The high-tech probing is part of a campaign by the world's largest software maker to vanquish counterfeiters. Microsoft employs 75 investigators, lawyers, and analysts—many with experience in narcotics and Mafia cases—in nine labs around the world. They're armed with maps that help pinpoint where suspect products are bought or seized by law enforcement, software that identifies digital fingerprints on discs, and a program that scours the Web for downloadable fakes.
Counterfeiting probably costs the software industry about $10 billion a year in lost revenue, says John Gantz, an analyst at IDC who puts together an annual report on worldwide piracy. Microsoft facsimiles likely represent the biggest piece of that, he says.
Once Microsoft has gathered evidence about where fakes are coming from, it alerts local law enforcement. In 2007 the company helped Chinese authorities break up a syndicate that had generated $2 billion in counterfeit Microsoft products. In December the company helped Indian police raid one of that country's largest resellers of Microsoft products, which was pairing legitimate goods with knockoffs to boost profits.
David Finn, Microsoft's associate general counsel for antipiracy, set up the unit in 2000, shortly after the company lost what it expected to be a straightforward counterfeiting case in England. The judge said Microsoft hadn't provided enough evidence to prove that software discs were fake. Finn, who had prosecuted terrorists and drug lords in the U.S. attorney's office, realized the company didn't know enough about collecting and presenting evidence for a criminal case. "This is a large-scale criminal gang syndicate problem, and Microsoft's conventional legal resources were not going to be able to meet the challenge," says Finn.
Ballistics matching can be done only on a special microscope in the Dublin crime lab—a problem in jurisdictions that require criminal evidence to stay in country. So Microsoft has started using a newer method of tracking discs that requires a standard computer, a CD drive, and some software. The technique involves identifying digital traces left behind by the laser that stamped the disc.

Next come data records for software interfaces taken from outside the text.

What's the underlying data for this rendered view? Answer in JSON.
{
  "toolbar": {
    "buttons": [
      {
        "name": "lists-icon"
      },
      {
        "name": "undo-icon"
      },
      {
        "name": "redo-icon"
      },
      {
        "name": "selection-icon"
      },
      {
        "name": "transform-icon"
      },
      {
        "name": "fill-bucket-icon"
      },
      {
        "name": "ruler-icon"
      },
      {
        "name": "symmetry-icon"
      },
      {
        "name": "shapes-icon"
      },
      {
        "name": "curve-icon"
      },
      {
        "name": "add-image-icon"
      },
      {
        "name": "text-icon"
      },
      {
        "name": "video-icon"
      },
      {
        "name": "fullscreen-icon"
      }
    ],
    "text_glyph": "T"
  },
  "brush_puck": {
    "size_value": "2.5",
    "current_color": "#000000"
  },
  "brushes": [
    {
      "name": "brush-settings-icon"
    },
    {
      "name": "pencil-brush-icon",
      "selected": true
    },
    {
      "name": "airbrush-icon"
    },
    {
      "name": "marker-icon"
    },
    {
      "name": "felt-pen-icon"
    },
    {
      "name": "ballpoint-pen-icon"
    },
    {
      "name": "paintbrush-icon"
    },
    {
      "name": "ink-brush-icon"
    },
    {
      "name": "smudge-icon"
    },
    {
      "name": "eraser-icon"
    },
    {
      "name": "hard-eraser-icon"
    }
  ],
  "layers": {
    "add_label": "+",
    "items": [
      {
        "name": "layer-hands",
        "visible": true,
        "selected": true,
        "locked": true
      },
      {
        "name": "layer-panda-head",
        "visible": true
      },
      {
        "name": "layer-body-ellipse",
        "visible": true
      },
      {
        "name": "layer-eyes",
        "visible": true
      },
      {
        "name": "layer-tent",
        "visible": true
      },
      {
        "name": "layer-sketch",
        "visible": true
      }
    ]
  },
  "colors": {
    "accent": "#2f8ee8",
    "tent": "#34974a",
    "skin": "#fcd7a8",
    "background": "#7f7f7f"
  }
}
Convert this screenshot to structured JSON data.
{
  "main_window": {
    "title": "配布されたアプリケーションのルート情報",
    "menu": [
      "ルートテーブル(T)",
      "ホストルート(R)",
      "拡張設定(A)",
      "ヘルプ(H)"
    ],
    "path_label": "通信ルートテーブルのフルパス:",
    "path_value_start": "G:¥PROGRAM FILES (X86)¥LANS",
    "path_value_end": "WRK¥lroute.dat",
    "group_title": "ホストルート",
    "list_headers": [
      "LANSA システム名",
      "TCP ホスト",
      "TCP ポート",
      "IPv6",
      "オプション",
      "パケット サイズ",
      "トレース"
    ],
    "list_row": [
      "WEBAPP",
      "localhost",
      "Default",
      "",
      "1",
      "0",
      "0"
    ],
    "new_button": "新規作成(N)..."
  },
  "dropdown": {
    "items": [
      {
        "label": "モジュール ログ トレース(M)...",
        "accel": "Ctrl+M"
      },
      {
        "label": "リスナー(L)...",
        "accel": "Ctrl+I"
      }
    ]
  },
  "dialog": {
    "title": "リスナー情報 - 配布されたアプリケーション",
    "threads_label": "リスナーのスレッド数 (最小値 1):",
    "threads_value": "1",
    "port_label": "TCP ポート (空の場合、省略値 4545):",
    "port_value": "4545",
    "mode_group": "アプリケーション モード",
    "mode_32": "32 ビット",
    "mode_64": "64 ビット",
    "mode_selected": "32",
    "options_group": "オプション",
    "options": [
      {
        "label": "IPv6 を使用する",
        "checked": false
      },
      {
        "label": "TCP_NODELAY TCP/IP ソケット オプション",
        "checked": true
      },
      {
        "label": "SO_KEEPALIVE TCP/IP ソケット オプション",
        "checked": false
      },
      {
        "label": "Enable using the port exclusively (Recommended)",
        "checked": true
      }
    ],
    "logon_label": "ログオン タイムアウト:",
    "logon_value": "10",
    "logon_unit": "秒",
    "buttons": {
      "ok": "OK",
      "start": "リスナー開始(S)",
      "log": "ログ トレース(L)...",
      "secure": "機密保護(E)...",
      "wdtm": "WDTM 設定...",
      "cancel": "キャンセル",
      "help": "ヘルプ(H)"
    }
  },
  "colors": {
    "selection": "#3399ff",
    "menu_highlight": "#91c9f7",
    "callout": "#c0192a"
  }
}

Increasingly, pirated software is downloaded from the Internet, so the unit also uses software that scans the Web looking for illicit Microsoft products. Three weeks ago the team found a site that offered to convert free trials of Office 2010 into full versions. Microsoft found it contained malicious code that could harm computers, according to Peter Anaman, online piracy senior program manager at Microsoft. The software has been removed.

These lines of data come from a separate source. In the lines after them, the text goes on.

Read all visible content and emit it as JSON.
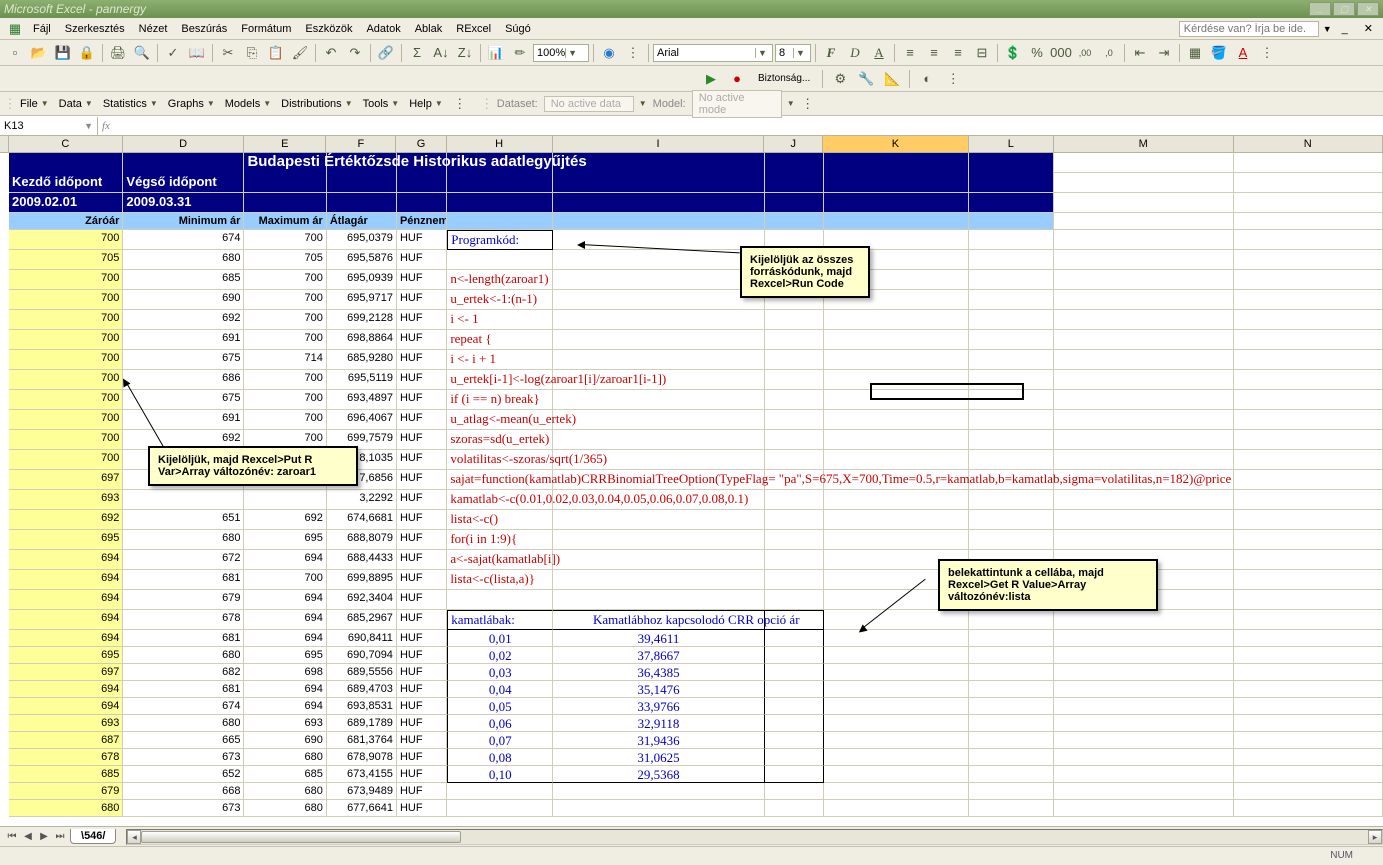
{
  "app_title": "Microsoft Excel - pannergy",
  "menu": {
    "items": [
      "Fájl",
      "Szerkesztés",
      "Nézet",
      "Beszúrás",
      "Formátum",
      "Eszközök",
      "Adatok",
      "Ablak",
      "RExcel",
      "Súgó"
    ],
    "question": "Kérdése van? Írja be ide."
  },
  "toolbar": {
    "font": "Arial",
    "font_size": "8",
    "zoom": "100%",
    "security": "Biztonság..."
  },
  "rexcel": {
    "items": [
      "File",
      "Data",
      "Statistics",
      "Graphs",
      "Models",
      "Distributions",
      "Tools",
      "Help"
    ],
    "dataset_label": "Dataset:",
    "dataset_value": "No active data",
    "model_label": "Model:",
    "model_value": "No active mode"
  },
  "name_box": "K13",
  "col_widths": {
    "C": 121,
    "D": 128,
    "E": 87,
    "F": 74,
    "G": 53,
    "H": 112,
    "I": 224,
    "J": 62,
    "K": 154,
    "L": 90,
    "M": 190,
    "N": 100
  },
  "columns": [
    "C",
    "D",
    "E",
    "F",
    "G",
    "H",
    "I",
    "J",
    "K",
    "L",
    "M",
    "N"
  ],
  "title_text": "Budapesti Értéktőzsde Historikus adatlegyűjtés",
  "subhdr": {
    "kezdo": "Kezdő időpont",
    "vegso": "Végső időpont",
    "date1": "2009.02.01",
    "date2": "2009.03.31"
  },
  "col_hdrs": [
    "Záróár",
    "Minimum ár",
    "Maximum ár",
    "Átlagár",
    "Pénznem"
  ],
  "programkod_label": "Programkód:",
  "data_rows": [
    {
      "z": 700,
      "min": 674,
      "max": 700,
      "avg": "695,0379",
      "cur": "HUF",
      "code": ""
    },
    {
      "z": 705,
      "min": 680,
      "max": 705,
      "avg": "695,5876",
      "cur": "HUF",
      "code": ""
    },
    {
      "z": 700,
      "min": 685,
      "max": 700,
      "avg": "695,0939",
      "cur": "HUF",
      "code": "n<-length(zaroar1)"
    },
    {
      "z": 700,
      "min": 690,
      "max": 700,
      "avg": "695,9717",
      "cur": "HUF",
      "code": "u_ertek<-1:(n-1)"
    },
    {
      "z": 700,
      "min": 692,
      "max": 700,
      "avg": "699,2128",
      "cur": "HUF",
      "code": "i <- 1"
    },
    {
      "z": 700,
      "min": 691,
      "max": 700,
      "avg": "698,8864",
      "cur": "HUF",
      "code": "repeat {"
    },
    {
      "z": 700,
      "min": 675,
      "max": 714,
      "avg": "685,9280",
      "cur": "HUF",
      "code": "i <- i + 1"
    },
    {
      "z": 700,
      "min": 686,
      "max": 700,
      "avg": "695,5119",
      "cur": "HUF",
      "code": "u_ertek[i-1]<-log(zaroar1[i]/zaroar1[i-1])"
    },
    {
      "z": 700,
      "min": 675,
      "max": 700,
      "avg": "693,4897",
      "cur": "HUF",
      "code": "if (i == n) break}"
    },
    {
      "z": 700,
      "min": 691,
      "max": 700,
      "avg": "696,4067",
      "cur": "HUF",
      "code": "u_atlag<-mean(u_ertek)"
    },
    {
      "z": 700,
      "min": 692,
      "max": 700,
      "avg": "699,7579",
      "cur": "HUF",
      "code": "szoras=sd(u_ertek)"
    },
    {
      "z": 700,
      "min": "",
      "max": "",
      "avg": "8,1035",
      "cur": "HUF",
      "code": "volatilitas<-szoras/sqrt(1/365)"
    },
    {
      "z": 697,
      "min": "",
      "max": "",
      "avg": "7,6856",
      "cur": "HUF",
      "code": "sajat=function(kamatlab)CRRBinomialTreeOption(TypeFlag= \"pa\",S=675,X=700,Time=0.5,r=kamatlab,b=kamatlab,sigma=volatilitas,n=182)@price"
    },
    {
      "z": 693,
      "min": "",
      "max": "",
      "avg": "3,2292",
      "cur": "HUF",
      "code": "kamatlab<-c(0.01,0.02,0.03,0.04,0.05,0.06,0.07,0.08,0.1)"
    },
    {
      "z": 692,
      "min": 651,
      "max": 692,
      "avg": "674,6681",
      "cur": "HUF",
      "code": "lista<-c()"
    },
    {
      "z": 695,
      "min": 680,
      "max": 695,
      "avg": "688,8079",
      "cur": "HUF",
      "code": "for(i in 1:9){"
    },
    {
      "z": 694,
      "min": 672,
      "max": 694,
      "avg": "688,4433",
      "cur": "HUF",
      "code": "a<-sajat(kamatlab[i])"
    },
    {
      "z": 694,
      "min": 681,
      "max": 700,
      "avg": "699,8895",
      "cur": "HUF",
      "code": "lista<-c(lista,a)}"
    },
    {
      "z": 694,
      "min": 679,
      "max": 694,
      "avg": "692,3404",
      "cur": "HUF",
      "code": ""
    }
  ],
  "kamat_hdr": {
    "h1": "kamatlábak:",
    "h2": "Kamatlábhoz kapcsolodó CRR opció ár"
  },
  "kamat_rows": [
    {
      "z": 694,
      "min": 678,
      "max": 694,
      "avg": "685,2967",
      "cur": "HUF",
      "k": "0,01",
      "v": "39,4611"
    },
    {
      "z": 694,
      "min": 681,
      "max": 694,
      "avg": "690,8411",
      "cur": "HUF",
      "k": "0,02",
      "v": "37,8667"
    },
    {
      "z": 695,
      "min": 680,
      "max": 695,
      "avg": "690,7094",
      "cur": "HUF",
      "k": "0,03",
      "v": "36,4385"
    },
    {
      "z": 697,
      "min": 682,
      "max": 698,
      "avg": "689,5556",
      "cur": "HUF",
      "k": "0,04",
      "v": "35,1476"
    },
    {
      "z": 694,
      "min": 681,
      "max": 694,
      "avg": "689,4703",
      "cur": "HUF",
      "k": "0,05",
      "v": "33,9766"
    },
    {
      "z": 694,
      "min": 674,
      "max": 694,
      "avg": "693,8531",
      "cur": "HUF",
      "k": "0,06",
      "v": "32,9118"
    },
    {
      "z": 693,
      "min": 680,
      "max": 693,
      "avg": "689,1789",
      "cur": "HUF",
      "k": "0,07",
      "v": "31,9436"
    },
    {
      "z": 687,
      "min": 665,
      "max": 690,
      "avg": "681,3764",
      "cur": "HUF",
      "k": "0,08",
      "v": "31,0625"
    },
    {
      "z": 678,
      "min": 673,
      "max": 680,
      "avg": "678,9078",
      "cur": "HUF",
      "k": "0,10",
      "v": "29,5368"
    }
  ],
  "tail_rows": [
    {
      "z": 685,
      "min": 652,
      "max": 685,
      "avg": "673,4155",
      "cur": "HUF"
    },
    {
      "z": 679,
      "min": 668,
      "max": 680,
      "avg": "673,9489",
      "cur": "HUF"
    },
    {
      "z": 680,
      "min": 673,
      "max": 680,
      "avg": "677,6641",
      "cur": "HUF"
    }
  ],
  "callouts": {
    "c1": "Kijelöljük az összes forráskódunk, majd Rexcel>Run Code",
    "c2": "Kijelöljük, majd Rexcel>Put R Var>Array változónév: zaroar1",
    "c3": "belekattintunk a cellába, majd Rexcel>Get R Value>Array változónév:lista"
  },
  "sheet_tab": "546",
  "status": "NUM"
}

While successful prosecutions hobble organized crime syndicates temporarily, many of the gangs come back or are replaced by newcomers. Microsoft officials believe the Chinese syndicate busted in 2007 has already reemerged. "Once you crack down on one group, it can crop up elsewhere," says Robert Holleyman, chief executive officer of the Business Software Alliance, a trade group. "But you need to crack down—otherwise a small break in the dam will become a gusher."

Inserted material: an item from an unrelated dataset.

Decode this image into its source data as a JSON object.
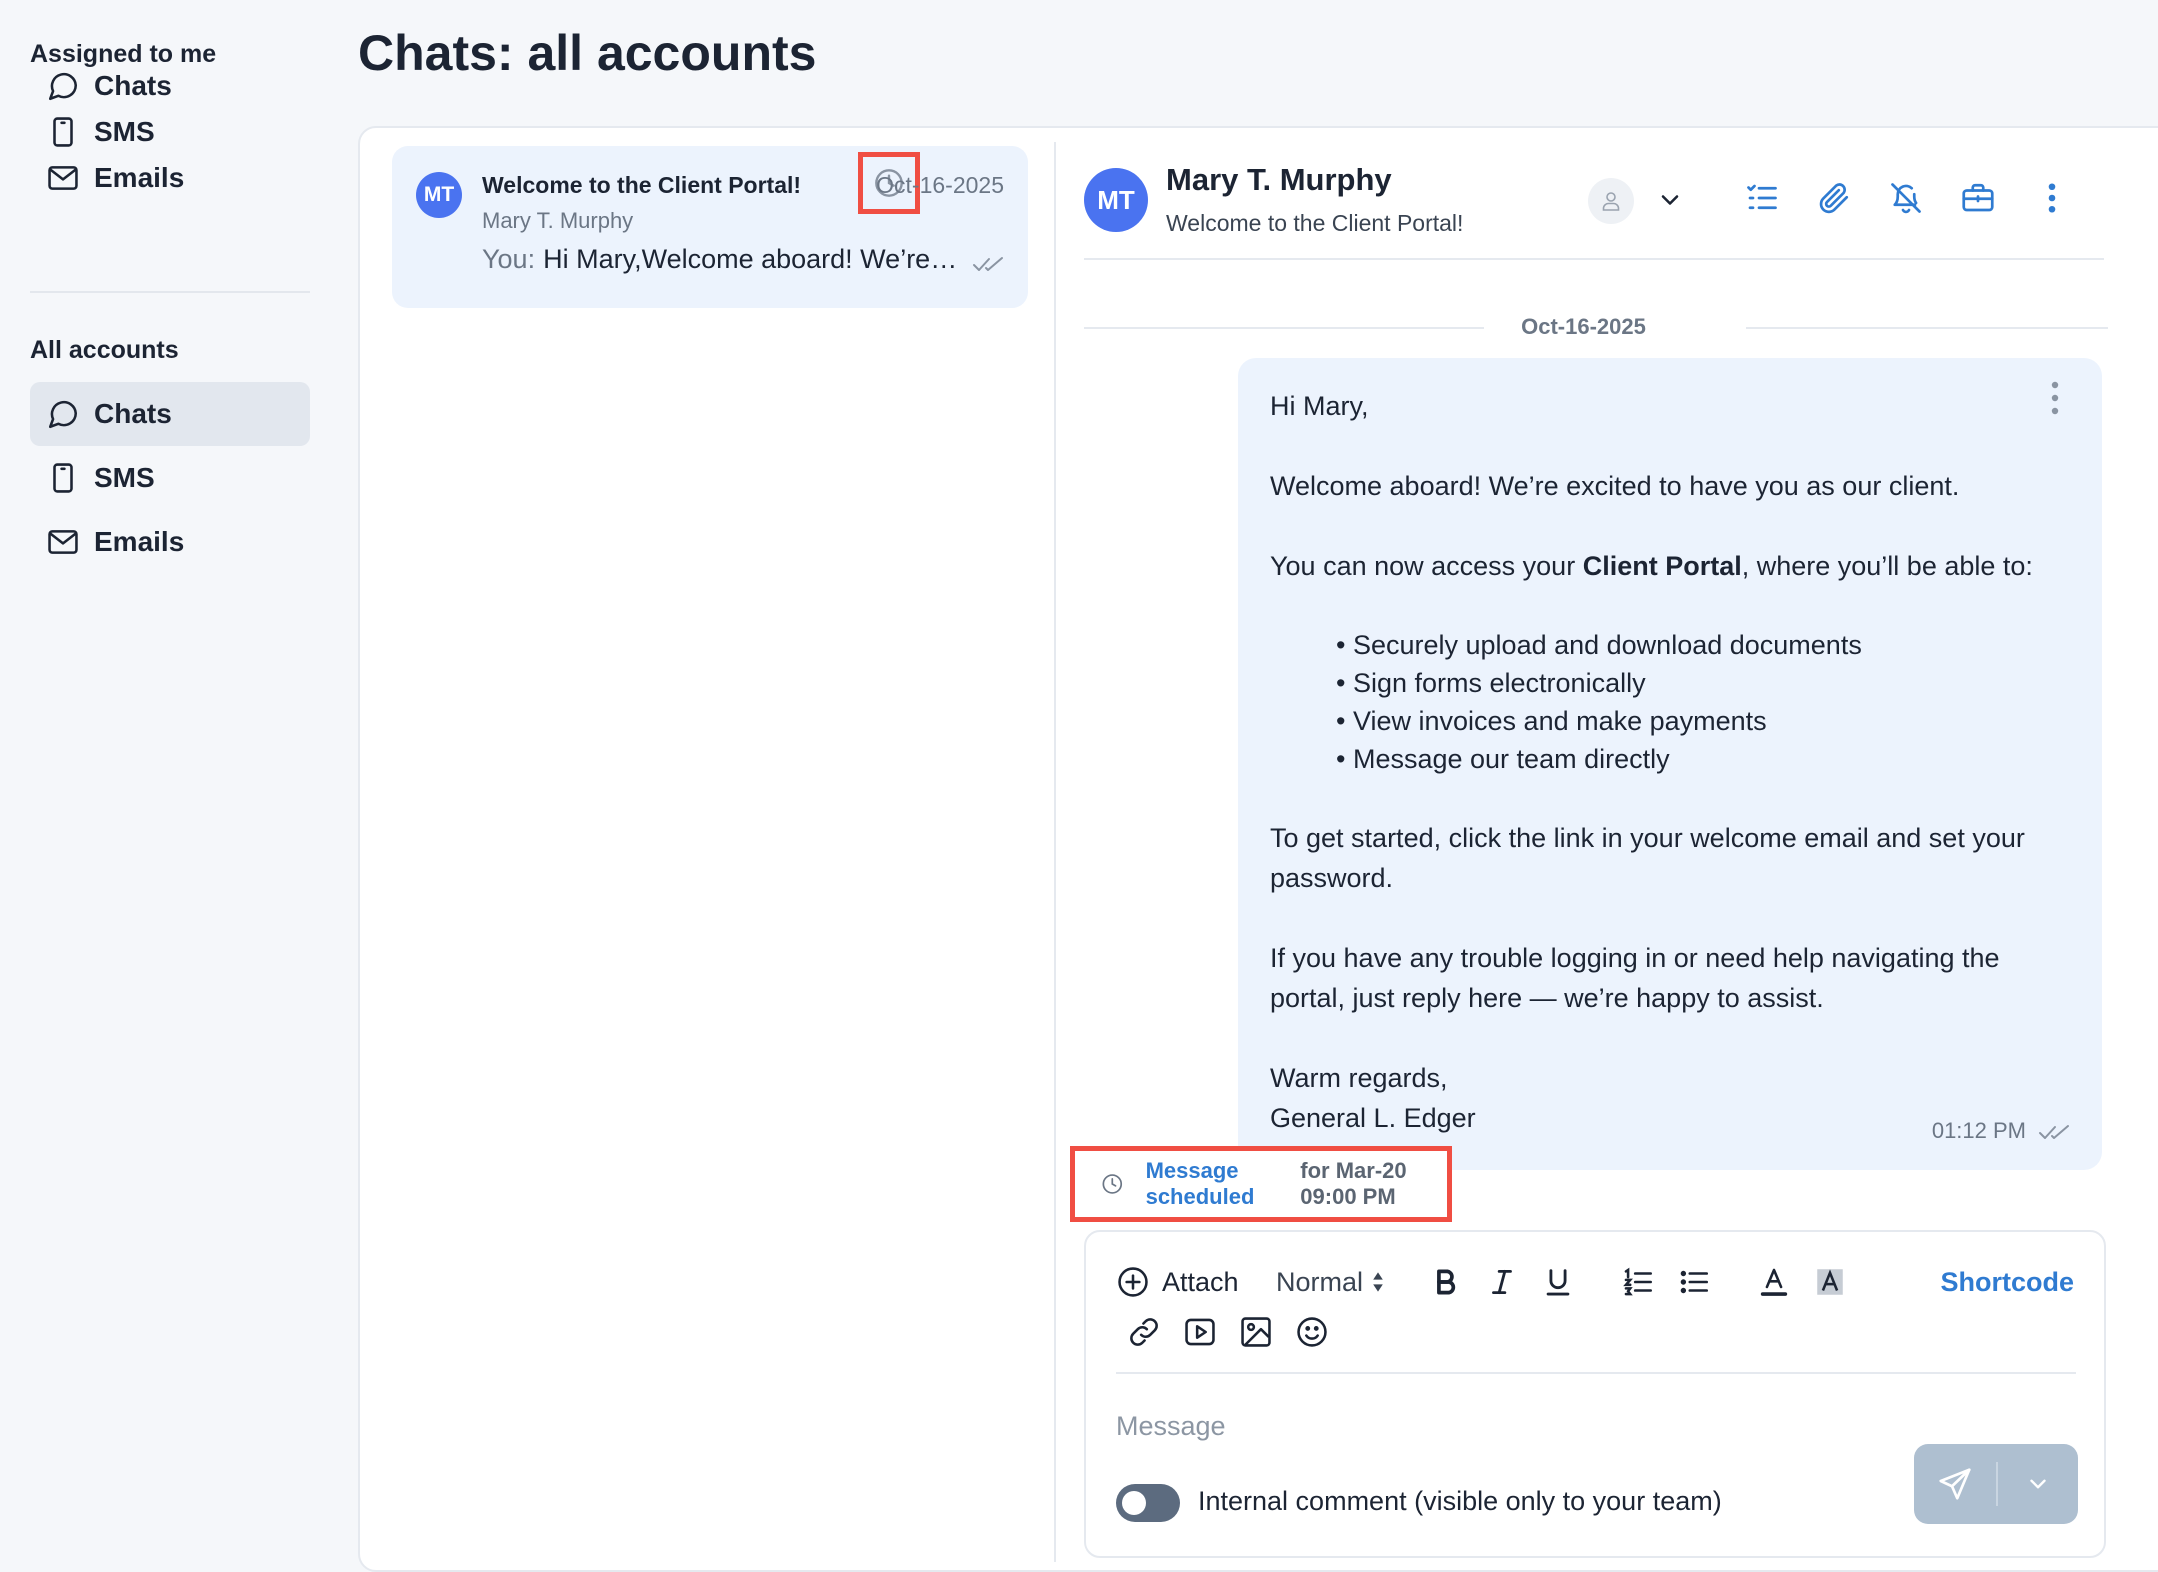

The bottom line: Microsoft employs digital forensics and other technologies to help law-enforcement authorities bust counterfeiter syndicates.